CEDAW Anniversary: Making Women's Equality a Reality in the Democratic Republic of the Congo

Publication Date: 
20 Dec 2012

In honor of the 33rd anniversary of the signing of the United Nations Convention on the Elimination of All Forms of Discrimination against Women (CEDAW), IFES colleagues from around the world share their thoughts on gender discrimination in their countries and how they are working to overcome it.

Name: Mamie Patricia Kapinga
Title: Provincial Coordinator
Country: Democratic Republic of the Congo

How does discrimination against women affect their participation as citizens in the Democratic Republic of the Congo?

Although the constitution of the DRC makes provisions for parity between men and women with a view to fair and equitable participation in the management of the city (Mbuji-Mayi), this participation remains only theoretical, despite our country’s ratification of treaties on the elimination of all forms of discrimination against women.

We find that women, intelligent and educated as they may be, are still the victims of much abuse and wrongdoing on the part of men, in particular; the societies in which they live, in general; and, specifically here in Kasai Oriental, customs which slow the development, emergence and advancement of women.

For example, consider the representation of women in political institutions. Women are disadvantaged for several reasons, of which the most important are outdated customs and women’s financial dependence on their husbands, who may accuse them of wasting money or view them as unable to stand for elected office and instead as simple housewives with no control even over their own reproductive choices. Women’s participation is just as misunderstood by women themselves, who underestimate themselves, despite being endowed with abilities and potential equal to those of men.

Please tell us about your work with IFES related to combating discrimination against women and promoting women's empowerment.

IFES is an organization that grants equal opportunity during the recruitment process and encourages applications from qualified individuals regardless of gender.

IFES struggles against all forms of discrimination in general – and discrimination against women specifically. If IFES finds that a female candidate has the desired qualifications, they hire her.

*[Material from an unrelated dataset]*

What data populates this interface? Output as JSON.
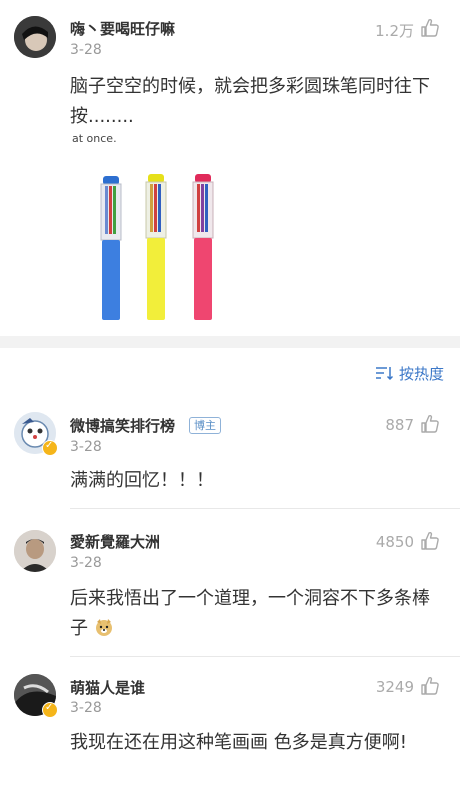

On this subject, I can give a clear example that I encountered with IFES. During our recruitment in 2006, 10 candidates were called in – including three women, one of whom was me. I was ultimately chosen as provincial coordinator for Kasai Oriental, and that job granted me psychological, financial and moral independence.

And thus, through its work, IFES contributes to the development and promotion of the participation of women in the Congo and appears to be an employer with a sound model regarding the fight against discrimination. I have never been a victim of discrimination in my work with IFES.